§ What you have to do
Print the following entries without any change.

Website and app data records
----------

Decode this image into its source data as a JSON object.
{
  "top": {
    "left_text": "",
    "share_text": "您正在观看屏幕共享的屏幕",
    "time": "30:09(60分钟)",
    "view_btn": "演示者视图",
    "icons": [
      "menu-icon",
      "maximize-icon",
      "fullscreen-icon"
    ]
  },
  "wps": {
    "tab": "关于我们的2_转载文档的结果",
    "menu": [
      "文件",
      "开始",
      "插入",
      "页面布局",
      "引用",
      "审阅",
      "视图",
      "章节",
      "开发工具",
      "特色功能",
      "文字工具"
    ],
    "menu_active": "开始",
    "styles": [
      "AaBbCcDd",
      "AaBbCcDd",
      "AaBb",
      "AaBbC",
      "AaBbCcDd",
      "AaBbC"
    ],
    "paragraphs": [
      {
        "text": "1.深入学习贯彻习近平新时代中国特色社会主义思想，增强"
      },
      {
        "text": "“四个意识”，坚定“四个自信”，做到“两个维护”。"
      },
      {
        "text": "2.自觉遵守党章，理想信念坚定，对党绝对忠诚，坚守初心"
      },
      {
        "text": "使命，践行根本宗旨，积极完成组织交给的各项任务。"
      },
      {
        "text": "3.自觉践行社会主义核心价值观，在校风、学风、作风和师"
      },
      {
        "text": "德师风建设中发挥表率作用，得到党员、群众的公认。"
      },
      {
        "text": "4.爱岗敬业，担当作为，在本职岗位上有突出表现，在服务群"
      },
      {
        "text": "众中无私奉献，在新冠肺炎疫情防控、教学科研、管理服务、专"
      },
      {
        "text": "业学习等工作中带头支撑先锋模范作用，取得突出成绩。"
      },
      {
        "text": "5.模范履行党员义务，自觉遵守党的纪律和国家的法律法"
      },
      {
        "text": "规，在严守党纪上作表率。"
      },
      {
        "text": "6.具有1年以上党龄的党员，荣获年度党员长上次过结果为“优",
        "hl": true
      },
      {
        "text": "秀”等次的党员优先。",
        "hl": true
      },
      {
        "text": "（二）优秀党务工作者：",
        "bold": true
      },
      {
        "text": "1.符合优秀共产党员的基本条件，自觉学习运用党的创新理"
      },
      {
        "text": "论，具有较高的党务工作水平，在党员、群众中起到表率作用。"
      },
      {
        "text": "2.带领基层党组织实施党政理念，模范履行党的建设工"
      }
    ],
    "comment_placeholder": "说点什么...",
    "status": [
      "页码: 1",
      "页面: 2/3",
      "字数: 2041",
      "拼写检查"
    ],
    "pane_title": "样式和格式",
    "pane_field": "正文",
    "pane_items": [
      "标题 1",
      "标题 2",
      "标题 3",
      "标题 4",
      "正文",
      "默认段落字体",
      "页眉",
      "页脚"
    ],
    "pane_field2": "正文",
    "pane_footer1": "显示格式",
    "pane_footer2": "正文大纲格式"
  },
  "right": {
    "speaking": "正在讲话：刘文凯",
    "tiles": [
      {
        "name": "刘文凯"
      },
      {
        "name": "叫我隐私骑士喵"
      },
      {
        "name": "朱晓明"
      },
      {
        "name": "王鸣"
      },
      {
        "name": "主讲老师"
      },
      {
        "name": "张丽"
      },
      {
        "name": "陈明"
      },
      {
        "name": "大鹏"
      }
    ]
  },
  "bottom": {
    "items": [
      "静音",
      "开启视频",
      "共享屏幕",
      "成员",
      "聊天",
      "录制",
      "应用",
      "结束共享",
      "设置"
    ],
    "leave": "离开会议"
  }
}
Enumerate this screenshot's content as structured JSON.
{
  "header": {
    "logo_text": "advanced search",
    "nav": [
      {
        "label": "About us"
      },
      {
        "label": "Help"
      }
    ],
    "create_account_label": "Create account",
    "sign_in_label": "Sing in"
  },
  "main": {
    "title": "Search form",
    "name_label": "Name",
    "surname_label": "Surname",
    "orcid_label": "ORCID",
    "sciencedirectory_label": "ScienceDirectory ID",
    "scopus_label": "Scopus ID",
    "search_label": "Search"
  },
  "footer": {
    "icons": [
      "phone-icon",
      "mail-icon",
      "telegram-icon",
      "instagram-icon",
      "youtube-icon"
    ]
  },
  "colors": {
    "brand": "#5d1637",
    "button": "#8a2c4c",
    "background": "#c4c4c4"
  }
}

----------

§ Expected output
Decode this image into its source data as a JSON object.
{
  "top": {
    "left_text": "",
    "share_text": "您正在观看屏幕共享的屏幕",
    "time": "30:09(60分钟)",
    "view_btn": "演示者视图",
    "icons": [
      "menu-icon",
      "maximize-icon",
      "fullscreen-icon"
    ]
  },
  "wps": {
    "tab": "关于我们的2_转载文档的结果",
    "menu": [
      "文件",
      "开始",
      "插入",
      "页面布局",
      "引用",
      "审阅",
      "视图",
      "章节",
      "开发工具",
      "特色功能",
      "文字工具"
    ],
    "menu_active": "开始",
    "styles": [
      "AaBbCcDd",
      "AaBbCcDd",
      "AaBb",
      "AaBbC",
      "AaBbCcDd",
      "AaBbC"
    ],
    "paragraphs": [
      {
        "text": "1.深入学习贯彻习近平新时代中国特色社会主义思想，增强"
      },
      {
        "text": "“四个意识”，坚定“四个自信”，做到“两个维护”。"
      },
      {
        "text": "2.自觉遵守党章，理想信念坚定，对党绝对忠诚，坚守初心"
      },
      {
        "text": "使命，践行根本宗旨，积极完成组织交给的各项任务。"
      },
      {
        "text": "3.自觉践行社会主义核心价值观，在校风、学风、作风和师"
      },
      {
        "text": "德师风建设中发挥表率作用，得到党员、群众的公认。"
      },
      {
        "text": "4.爱岗敬业，担当作为，在本职岗位上有突出表现，在服务群"
      },
      {
        "text": "众中无私奉献，在新冠肺炎疫情防控、教学科研、管理服务、专"
      },
      {
        "text": "业学习等工作中带头支撑先锋模范作用，取得突出成绩。"
      },
      {
        "text": "5.模范履行党员义务，自觉遵守党的纪律和国家的法律法"
      },
      {
        "text": "规，在严守党纪上作表率。"
      },
      {
        "text": "6.具有1年以上党龄的党员，荣获年度党员长上次过结果为“优",
        "hl": true
      },
      {
        "text": "秀”等次的党员优先。",
        "hl": true
      },
      {
        "text": "（二）优秀党务工作者：",
        "bold": true
      },
      {
        "text": "1.符合优秀共产党员的基本条件，自觉学习运用党的创新理"
      },
      {
        "text": "论，具有较高的党务工作水平，在党员、群众中起到表率作用。"
      },
      {
        "text": "2.带领基层党组织实施党政理念，模范履行党的建设工"
      }
    ],
    "comment_placeholder": "说点什么...",
    "status": [
      "页码: 1",
      "页面: 2/3",
      "字数: 2041",
      "拼写检查"
    ],
    "pane_title": "样式和格式",
    "pane_field": "正文",
    "pane_items": [
      "标题 1",
      "标题 2",
      "标题 3",
      "标题 4",
      "正文",
      "默认段落字体",
      "页眉",
      "页脚"
    ],
    "pane_field2": "正文",
    "pane_footer1": "显示格式",
    "pane_footer2": "正文大纲格式"
  },
  "right": {
    "speaking": "正在讲话：刘文凯",
    "tiles": [
      {
        "name": "刘文凯"
      },
      {
        "name": "叫我隐私骑士喵"
      },
      {
        "name": "朱晓明"
      },
      {
        "name": "王鸣"
      },
      {
        "name": "主讲老师"
      },
      {
        "name": "张丽"
      },
      {
        "name": "陈明"
      },
      {
        "name": "大鹏"
      }
    ]
  },
  "bottom": {
    "items": [
      "静音",
      "开启视频",
      "共享屏幕",
      "成员",
      "聊天",
      "录制",
      "应用",
      "结束共享",
      "设置"
    ],
    "leave": "离开会议"
  }
}
Enumerate this screenshot's content as structured JSON.
{
  "header": {
    "logo_text": "advanced search",
    "nav": [
      {
        "label": "About us"
      },
      {
        "label": "Help"
      }
    ],
    "create_account_label": "Create account",
    "sign_in_label": "Sing in"
  },
  "main": {
    "title": "Search form",
    "name_label": "Name",
    "surname_label": "Surname",
    "orcid_label": "ORCID",
    "sciencedirectory_label": "ScienceDirectory ID",
    "scopus_label": "Scopus ID",
    "search_label": "Search"
  },
  "footer": {
    "icons": [
      "phone-icon",
      "mail-icon",
      "telegram-icon",
      "instagram-icon",
      "youtube-icon"
    ]
  },
  "colors": {
    "brand": "#5d1637",
    "button": "#8a2c4c",
    "background": "#c4c4c4"
  }
}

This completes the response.